Chris is a strong rider, but it was obvious that I had done more off-season training than him. Towards the end of the day I could tell that the long ride was wearing him down. He ended up walking several of the climbs and I tried not to push the pace too hard even though I was starting to feel super-competitive when I started adding up our time bonuses. Several times he started cramping, so we stopped so he could eat and drink. I have to give him credit for pushing through the pain though. He rode like a champ despite any discomfort he was feeling.

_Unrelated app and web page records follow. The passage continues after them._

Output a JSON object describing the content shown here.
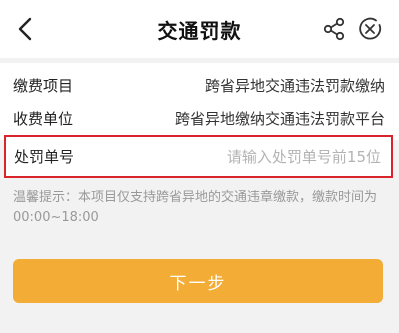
{
  "header": {
    "title": "交通罚款",
    "back_icon": "chevron-left-icon",
    "share_icon": "share-icon",
    "close_icon": "close-circle-icon"
  },
  "form": {
    "fee_item": {
      "label": "缴费项目",
      "value": "跨省异地交通违法罚款缴纳"
    },
    "payee": {
      "label": "收费单位",
      "value": "跨省异地缴纳交通违法罚款平台"
    },
    "penalty_number": {
      "label": "处罚单号",
      "placeholder": "请输入处罚单号前15位",
      "value": ""
    }
  },
  "hint": "温馨提示：本项目仅支持跨省异地的交通违章缴款，缴款时间为00:00~18:00",
  "next_button": "下一步",
  "colors": {
    "accent": "#f3ad36",
    "highlight_border": "#d9242b",
    "hint_text": "#999999"
  }
}
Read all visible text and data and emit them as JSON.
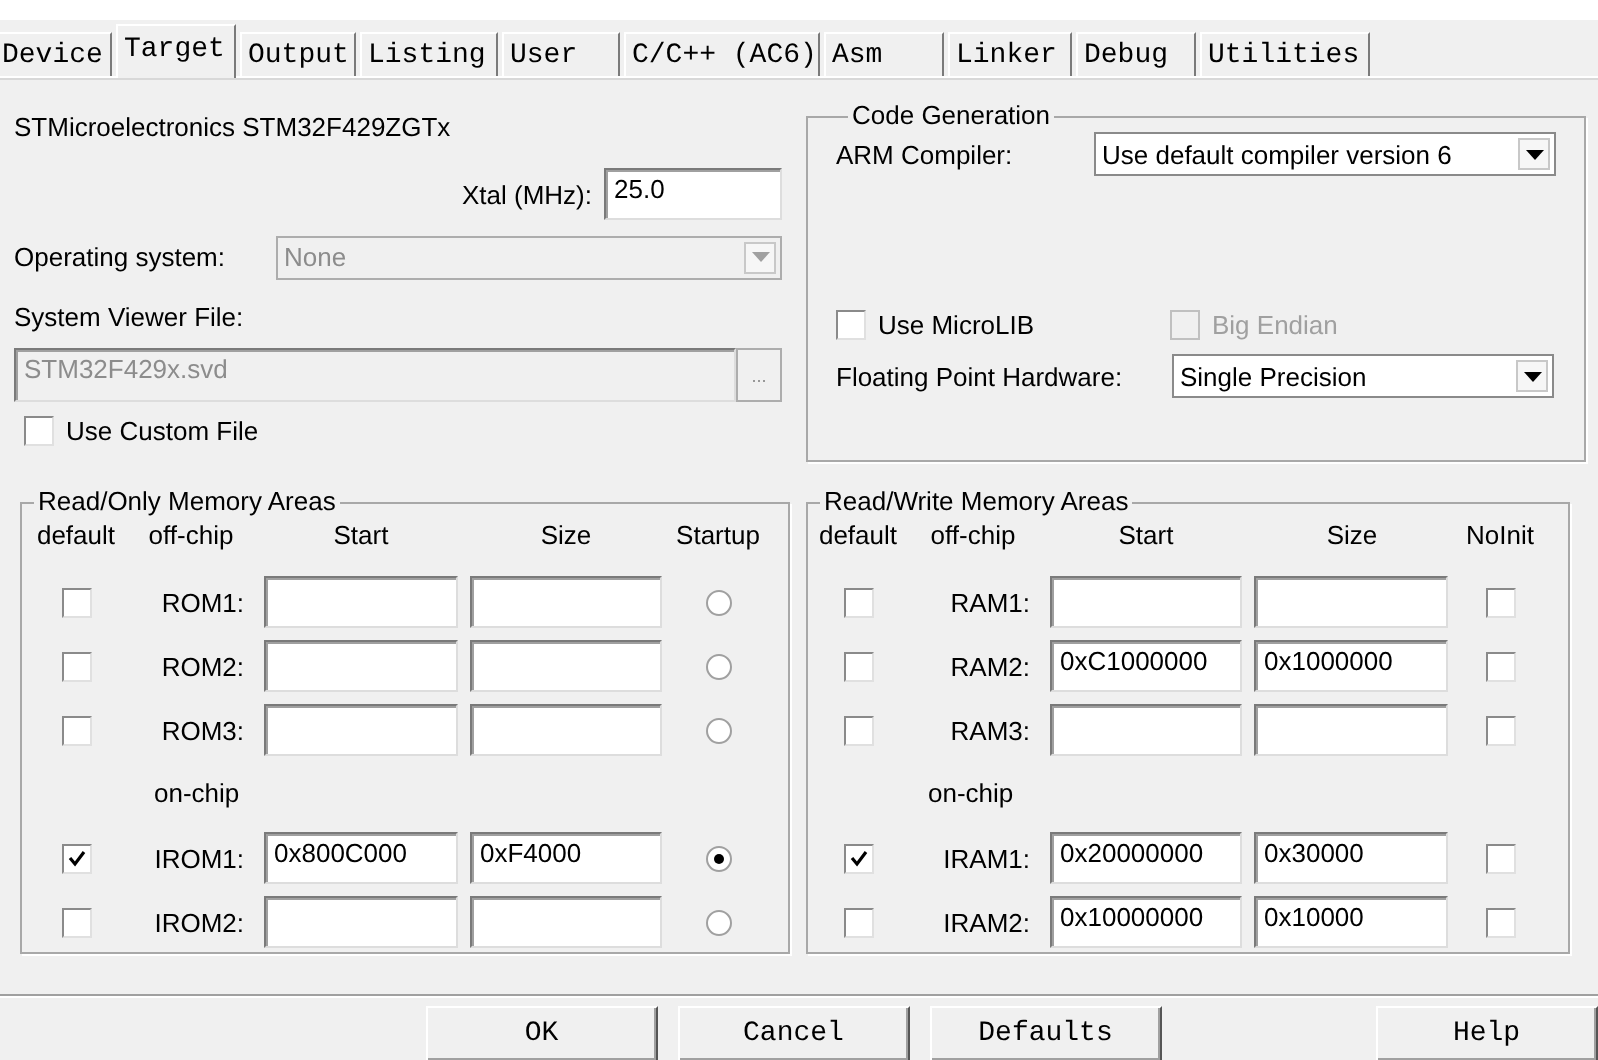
{
  "tabs": [
    {
      "label": "Device",
      "selected": false
    },
    {
      "label": "Target",
      "selected": true
    },
    {
      "label": "Output",
      "selected": false
    },
    {
      "label": "Listing",
      "selected": false
    },
    {
      "label": "User",
      "selected": false
    },
    {
      "label": "C/C++ (AC6)",
      "selected": false
    },
    {
      "label": "Asm",
      "selected": false
    },
    {
      "label": "Linker",
      "selected": false
    },
    {
      "label": "Debug",
      "selected": false
    },
    {
      "label": "Utilities",
      "selected": false
    }
  ],
  "target": {
    "device": "STMicroelectronics STM32F429ZGTx",
    "xtal": {
      "label": "Xtal (MHz):",
      "value": "25.0"
    },
    "operating_system": {
      "label": "Operating system:",
      "value": "None",
      "disabled": true
    },
    "system_viewer_file": {
      "label": "System Viewer File:",
      "value": "STM32F429x.svd",
      "disabled": true,
      "browse": "..."
    },
    "custom_file": {
      "label": "Use Custom File",
      "checked": false
    }
  },
  "code_generation": {
    "title": "Code Generation",
    "compiler": {
      "label": "ARM Compiler:",
      "value": "Use default compiler version 6"
    },
    "microlib": {
      "label": "Use MicroLIB",
      "checked": false,
      "disabled": false
    },
    "big_endian": {
      "label": "Big Endian",
      "checked": false,
      "disabled": true
    },
    "fpu": {
      "label": "Floating Point Hardware:",
      "value": "Single Precision"
    }
  },
  "rom": {
    "title": "Read/Only Memory Areas",
    "columns": [
      "default",
      "off-chip",
      "Start",
      "Size",
      "Startup"
    ],
    "on_chip_label": "on-chip",
    "off_chip_rows": [
      {
        "label": "ROM1:",
        "default": false,
        "start": "",
        "size": "",
        "selected": false
      },
      {
        "label": "ROM2:",
        "default": false,
        "start": "",
        "size": "",
        "selected": false
      },
      {
        "label": "ROM3:",
        "default": false,
        "start": "",
        "size": "",
        "selected": false
      }
    ],
    "on_chip_rows": [
      {
        "label": "IROM1:",
        "default": true,
        "start": "0x800C000",
        "size": "0xF4000",
        "selected": true
      },
      {
        "label": "IROM2:",
        "default": false,
        "start": "",
        "size": "",
        "selected": false
      }
    ]
  },
  "ram": {
    "title": "Read/Write Memory Areas",
    "columns": [
      "default",
      "off-chip",
      "Start",
      "Size",
      "NoInit"
    ],
    "on_chip_label": "on-chip",
    "off_chip_rows": [
      {
        "label": "RAM1:",
        "default": false,
        "start": "",
        "size": "",
        "noinit": false
      },
      {
        "label": "RAM2:",
        "default": false,
        "start": "0xC1000000",
        "size": "0x1000000",
        "noinit": false
      },
      {
        "label": "RAM3:",
        "default": false,
        "start": "",
        "size": "",
        "noinit": false
      }
    ],
    "on_chip_rows": [
      {
        "label": "IRAM1:",
        "default": true,
        "start": "0x20000000",
        "size": "0x30000",
        "noinit": false
      },
      {
        "label": "IRAM2:",
        "default": false,
        "start": "0x10000000",
        "size": "0x10000",
        "noinit": false
      }
    ]
  },
  "buttons": [
    {
      "label": "OK",
      "kind": "ok"
    },
    {
      "label": "Cancel",
      "kind": "cancel"
    },
    {
      "label": "Defaults",
      "kind": "defaults"
    },
    {
      "label": "Help",
      "kind": "help"
    }
  ]
}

I was not without my own challenges though. In the last two hours of the race, the temperature dropped by at least 10 degrees and rain started pouring down on us. When we stopped at the fire tower I started shivering badly. I knew we still had about an hour left to ride and I was miserable. I didn’t have any extra clothes to put on and the only way I could warm up was to try and pedal faster. I started wondering whether I had pushed myself too hard and whether another hour in these conditions might cause me to get hypothermia.
Fortunately for Chris and I, I warmed up and Chris found a second wind. The final 5 miles were our fastest of the day. Sure, it was mostly downhill on pavement, but we were also putting out more power. It was a fun way to end an adventurous day.
We crossed the finish line in 6 hours and 44 minutes and earned a time bonus of 5 hours and 55 minutes for a final time of 49 minutes. That put us 19th out of 95 men’s teams (80th percentile) and 22nd out of all 131 teams that finished the race (83rd percentile). Not too shabby for a couple of out-of-towners!
Overall the day was a blast. At the finish, we showed our photos to the judges to prove what we had done. Then we sat down for a delicious post-race meal.
I’m really hoping I can do this again next year!
Make sure you like Quickdirt on Facebook for more race reports. You can also add your email in the column to the right so that you are instantly notified when new content is posted here on Quickdirt. Thanks for reading. Up next, I’m heading to Athens, Ohio for the Gravel Rouser. This is a 45 mile gravel route with a 4-10 mile mountain bike time trial at Lake Hope in the middle of it. Yes!